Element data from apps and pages
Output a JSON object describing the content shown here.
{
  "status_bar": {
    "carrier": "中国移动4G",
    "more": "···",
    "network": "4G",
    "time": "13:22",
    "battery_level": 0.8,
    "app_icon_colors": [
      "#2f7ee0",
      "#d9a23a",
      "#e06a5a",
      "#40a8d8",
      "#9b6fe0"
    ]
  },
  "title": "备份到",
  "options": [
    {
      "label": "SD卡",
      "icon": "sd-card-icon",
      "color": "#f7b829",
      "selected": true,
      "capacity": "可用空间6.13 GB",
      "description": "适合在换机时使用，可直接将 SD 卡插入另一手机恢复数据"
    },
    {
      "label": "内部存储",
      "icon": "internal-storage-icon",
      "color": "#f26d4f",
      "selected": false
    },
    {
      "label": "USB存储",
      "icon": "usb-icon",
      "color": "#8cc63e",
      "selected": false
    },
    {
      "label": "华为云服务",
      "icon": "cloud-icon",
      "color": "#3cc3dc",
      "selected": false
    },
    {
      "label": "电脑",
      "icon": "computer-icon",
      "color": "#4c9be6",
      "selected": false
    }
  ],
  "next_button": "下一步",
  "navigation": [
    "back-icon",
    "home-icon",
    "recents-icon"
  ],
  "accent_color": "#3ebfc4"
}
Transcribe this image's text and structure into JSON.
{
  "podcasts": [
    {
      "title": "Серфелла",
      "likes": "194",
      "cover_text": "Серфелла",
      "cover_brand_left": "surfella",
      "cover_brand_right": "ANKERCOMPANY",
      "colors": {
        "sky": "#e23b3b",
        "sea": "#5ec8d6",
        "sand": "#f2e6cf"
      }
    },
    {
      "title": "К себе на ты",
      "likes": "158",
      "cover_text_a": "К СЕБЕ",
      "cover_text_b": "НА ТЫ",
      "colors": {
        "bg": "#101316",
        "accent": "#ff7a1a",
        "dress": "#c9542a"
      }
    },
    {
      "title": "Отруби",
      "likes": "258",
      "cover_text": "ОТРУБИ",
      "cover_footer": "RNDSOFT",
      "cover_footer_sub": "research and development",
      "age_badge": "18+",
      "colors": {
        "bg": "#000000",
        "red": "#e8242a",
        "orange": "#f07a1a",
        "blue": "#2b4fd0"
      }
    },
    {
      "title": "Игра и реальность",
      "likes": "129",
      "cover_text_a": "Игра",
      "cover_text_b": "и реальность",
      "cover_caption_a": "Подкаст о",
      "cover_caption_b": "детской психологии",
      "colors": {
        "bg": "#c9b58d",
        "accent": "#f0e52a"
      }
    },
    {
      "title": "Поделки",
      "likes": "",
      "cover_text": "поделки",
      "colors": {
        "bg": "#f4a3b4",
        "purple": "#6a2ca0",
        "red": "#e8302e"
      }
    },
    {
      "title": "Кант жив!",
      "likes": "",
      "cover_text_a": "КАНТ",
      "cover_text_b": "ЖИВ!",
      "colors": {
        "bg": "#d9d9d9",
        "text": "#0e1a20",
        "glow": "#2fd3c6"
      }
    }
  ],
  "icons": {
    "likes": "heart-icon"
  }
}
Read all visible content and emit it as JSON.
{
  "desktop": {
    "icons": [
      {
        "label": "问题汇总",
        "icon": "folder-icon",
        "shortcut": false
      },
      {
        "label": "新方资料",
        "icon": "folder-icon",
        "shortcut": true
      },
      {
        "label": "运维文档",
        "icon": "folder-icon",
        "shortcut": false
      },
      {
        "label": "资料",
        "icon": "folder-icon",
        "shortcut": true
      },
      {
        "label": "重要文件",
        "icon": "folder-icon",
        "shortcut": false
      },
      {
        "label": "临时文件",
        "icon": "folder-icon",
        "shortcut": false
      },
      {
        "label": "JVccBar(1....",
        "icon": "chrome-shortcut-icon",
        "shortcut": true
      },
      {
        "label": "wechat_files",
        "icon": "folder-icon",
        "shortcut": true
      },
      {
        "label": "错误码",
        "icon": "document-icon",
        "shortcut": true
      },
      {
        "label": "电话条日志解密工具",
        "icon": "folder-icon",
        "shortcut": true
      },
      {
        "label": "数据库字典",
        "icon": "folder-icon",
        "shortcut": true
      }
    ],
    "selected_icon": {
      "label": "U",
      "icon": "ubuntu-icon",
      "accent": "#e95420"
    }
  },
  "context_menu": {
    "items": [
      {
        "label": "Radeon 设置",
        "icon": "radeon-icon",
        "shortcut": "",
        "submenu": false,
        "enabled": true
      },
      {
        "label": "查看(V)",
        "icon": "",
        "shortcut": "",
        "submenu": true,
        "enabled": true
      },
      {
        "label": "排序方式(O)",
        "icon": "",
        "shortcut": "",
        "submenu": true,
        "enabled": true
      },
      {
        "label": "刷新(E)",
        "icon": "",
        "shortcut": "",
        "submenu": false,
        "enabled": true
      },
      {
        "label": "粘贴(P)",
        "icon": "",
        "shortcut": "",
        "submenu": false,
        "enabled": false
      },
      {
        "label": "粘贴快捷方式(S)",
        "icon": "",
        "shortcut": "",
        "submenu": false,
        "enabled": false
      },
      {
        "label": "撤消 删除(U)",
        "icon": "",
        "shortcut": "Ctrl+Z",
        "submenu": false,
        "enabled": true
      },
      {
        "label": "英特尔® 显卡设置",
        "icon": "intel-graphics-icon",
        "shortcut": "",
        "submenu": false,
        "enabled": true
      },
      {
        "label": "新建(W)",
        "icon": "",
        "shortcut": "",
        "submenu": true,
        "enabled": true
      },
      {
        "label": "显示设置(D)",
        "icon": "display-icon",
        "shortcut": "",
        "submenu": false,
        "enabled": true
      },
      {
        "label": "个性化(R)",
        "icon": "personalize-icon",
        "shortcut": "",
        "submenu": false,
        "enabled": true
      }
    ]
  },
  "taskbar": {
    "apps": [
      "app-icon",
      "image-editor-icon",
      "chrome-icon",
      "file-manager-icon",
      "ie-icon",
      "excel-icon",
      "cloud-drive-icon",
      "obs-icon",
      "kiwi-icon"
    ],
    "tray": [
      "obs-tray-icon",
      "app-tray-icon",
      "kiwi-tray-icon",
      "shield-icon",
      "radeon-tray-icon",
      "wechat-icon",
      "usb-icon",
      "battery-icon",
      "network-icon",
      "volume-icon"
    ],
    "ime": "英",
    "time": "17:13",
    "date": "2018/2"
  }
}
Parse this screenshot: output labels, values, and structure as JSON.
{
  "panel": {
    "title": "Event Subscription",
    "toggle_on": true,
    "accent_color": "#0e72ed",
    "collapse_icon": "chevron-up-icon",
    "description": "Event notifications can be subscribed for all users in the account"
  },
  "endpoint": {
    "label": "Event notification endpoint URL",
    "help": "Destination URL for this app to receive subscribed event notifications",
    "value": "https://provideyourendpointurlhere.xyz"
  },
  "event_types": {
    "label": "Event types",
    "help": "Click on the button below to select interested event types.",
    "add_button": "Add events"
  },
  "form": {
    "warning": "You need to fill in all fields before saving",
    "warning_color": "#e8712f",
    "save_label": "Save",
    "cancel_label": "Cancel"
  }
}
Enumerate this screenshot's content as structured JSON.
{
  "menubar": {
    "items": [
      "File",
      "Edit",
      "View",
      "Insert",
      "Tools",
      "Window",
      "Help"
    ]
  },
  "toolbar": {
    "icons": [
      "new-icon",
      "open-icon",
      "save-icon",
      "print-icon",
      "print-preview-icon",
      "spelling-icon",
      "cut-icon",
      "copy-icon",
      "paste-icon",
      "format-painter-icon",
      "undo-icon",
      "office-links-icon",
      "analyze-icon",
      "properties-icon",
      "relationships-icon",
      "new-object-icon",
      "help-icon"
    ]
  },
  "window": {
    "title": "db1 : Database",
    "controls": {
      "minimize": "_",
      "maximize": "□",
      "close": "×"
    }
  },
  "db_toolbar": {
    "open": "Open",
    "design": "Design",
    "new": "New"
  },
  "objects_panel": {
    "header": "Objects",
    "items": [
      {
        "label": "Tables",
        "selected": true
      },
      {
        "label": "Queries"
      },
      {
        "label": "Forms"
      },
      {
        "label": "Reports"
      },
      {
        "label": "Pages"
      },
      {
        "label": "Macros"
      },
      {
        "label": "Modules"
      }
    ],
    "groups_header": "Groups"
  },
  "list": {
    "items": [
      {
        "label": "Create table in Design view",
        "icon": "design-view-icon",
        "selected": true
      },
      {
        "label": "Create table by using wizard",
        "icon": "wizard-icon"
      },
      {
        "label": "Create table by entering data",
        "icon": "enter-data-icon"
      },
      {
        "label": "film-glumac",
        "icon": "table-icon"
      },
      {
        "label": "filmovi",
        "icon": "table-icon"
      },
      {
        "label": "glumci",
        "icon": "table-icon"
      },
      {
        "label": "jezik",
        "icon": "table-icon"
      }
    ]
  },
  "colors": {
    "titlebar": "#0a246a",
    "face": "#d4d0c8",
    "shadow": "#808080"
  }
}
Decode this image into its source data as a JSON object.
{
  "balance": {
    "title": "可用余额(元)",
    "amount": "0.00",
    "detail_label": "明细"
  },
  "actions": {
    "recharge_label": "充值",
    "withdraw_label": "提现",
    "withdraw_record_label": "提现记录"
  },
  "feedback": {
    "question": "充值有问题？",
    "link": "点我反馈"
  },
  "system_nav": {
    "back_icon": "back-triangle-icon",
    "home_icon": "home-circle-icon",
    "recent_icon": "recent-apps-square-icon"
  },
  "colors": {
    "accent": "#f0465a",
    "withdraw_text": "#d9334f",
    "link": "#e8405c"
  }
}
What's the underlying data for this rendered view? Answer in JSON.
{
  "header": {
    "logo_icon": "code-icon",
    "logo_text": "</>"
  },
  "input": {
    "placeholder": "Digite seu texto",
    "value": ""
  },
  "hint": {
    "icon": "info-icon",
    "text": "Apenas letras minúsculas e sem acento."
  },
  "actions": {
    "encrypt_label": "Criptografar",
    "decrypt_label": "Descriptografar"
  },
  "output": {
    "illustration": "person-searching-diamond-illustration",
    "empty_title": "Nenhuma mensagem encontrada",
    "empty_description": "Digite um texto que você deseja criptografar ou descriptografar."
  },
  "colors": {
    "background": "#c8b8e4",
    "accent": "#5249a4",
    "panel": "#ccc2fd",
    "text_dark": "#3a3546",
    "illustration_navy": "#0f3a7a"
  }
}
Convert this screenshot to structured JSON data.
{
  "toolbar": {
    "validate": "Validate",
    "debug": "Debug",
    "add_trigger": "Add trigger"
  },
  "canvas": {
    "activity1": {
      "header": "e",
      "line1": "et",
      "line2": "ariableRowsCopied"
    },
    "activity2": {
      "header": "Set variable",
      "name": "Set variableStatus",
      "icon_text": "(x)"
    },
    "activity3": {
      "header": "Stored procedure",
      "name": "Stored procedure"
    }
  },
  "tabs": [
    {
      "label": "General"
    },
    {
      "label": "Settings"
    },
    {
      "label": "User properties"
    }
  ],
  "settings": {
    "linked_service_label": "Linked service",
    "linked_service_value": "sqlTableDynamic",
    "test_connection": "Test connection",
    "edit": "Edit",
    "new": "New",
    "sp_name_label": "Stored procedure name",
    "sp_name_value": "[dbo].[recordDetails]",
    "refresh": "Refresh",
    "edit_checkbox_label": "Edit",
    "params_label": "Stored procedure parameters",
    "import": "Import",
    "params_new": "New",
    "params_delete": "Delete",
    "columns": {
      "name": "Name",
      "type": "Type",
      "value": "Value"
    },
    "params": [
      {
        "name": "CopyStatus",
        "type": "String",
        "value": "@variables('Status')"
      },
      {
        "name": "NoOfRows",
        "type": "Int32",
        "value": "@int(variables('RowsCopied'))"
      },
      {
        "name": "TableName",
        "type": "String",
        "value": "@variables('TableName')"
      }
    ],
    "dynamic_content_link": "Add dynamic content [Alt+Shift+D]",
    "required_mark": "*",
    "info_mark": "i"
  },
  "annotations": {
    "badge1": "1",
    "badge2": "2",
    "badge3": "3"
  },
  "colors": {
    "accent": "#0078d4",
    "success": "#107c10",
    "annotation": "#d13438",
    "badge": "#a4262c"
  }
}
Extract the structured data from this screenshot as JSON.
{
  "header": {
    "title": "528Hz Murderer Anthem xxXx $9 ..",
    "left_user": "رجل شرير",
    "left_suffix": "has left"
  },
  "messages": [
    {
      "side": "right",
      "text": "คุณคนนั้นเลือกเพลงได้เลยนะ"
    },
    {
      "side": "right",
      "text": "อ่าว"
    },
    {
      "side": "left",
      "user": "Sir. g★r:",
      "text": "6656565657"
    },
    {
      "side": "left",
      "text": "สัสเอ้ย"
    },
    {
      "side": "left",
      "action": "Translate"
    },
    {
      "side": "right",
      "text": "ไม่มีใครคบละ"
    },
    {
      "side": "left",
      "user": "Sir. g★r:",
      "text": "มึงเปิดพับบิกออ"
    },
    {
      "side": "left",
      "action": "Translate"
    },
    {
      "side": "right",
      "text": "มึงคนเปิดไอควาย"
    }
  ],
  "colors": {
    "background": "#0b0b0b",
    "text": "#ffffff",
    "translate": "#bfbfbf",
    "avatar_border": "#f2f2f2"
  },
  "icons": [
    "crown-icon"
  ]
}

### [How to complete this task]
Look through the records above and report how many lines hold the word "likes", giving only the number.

### [Response below]
7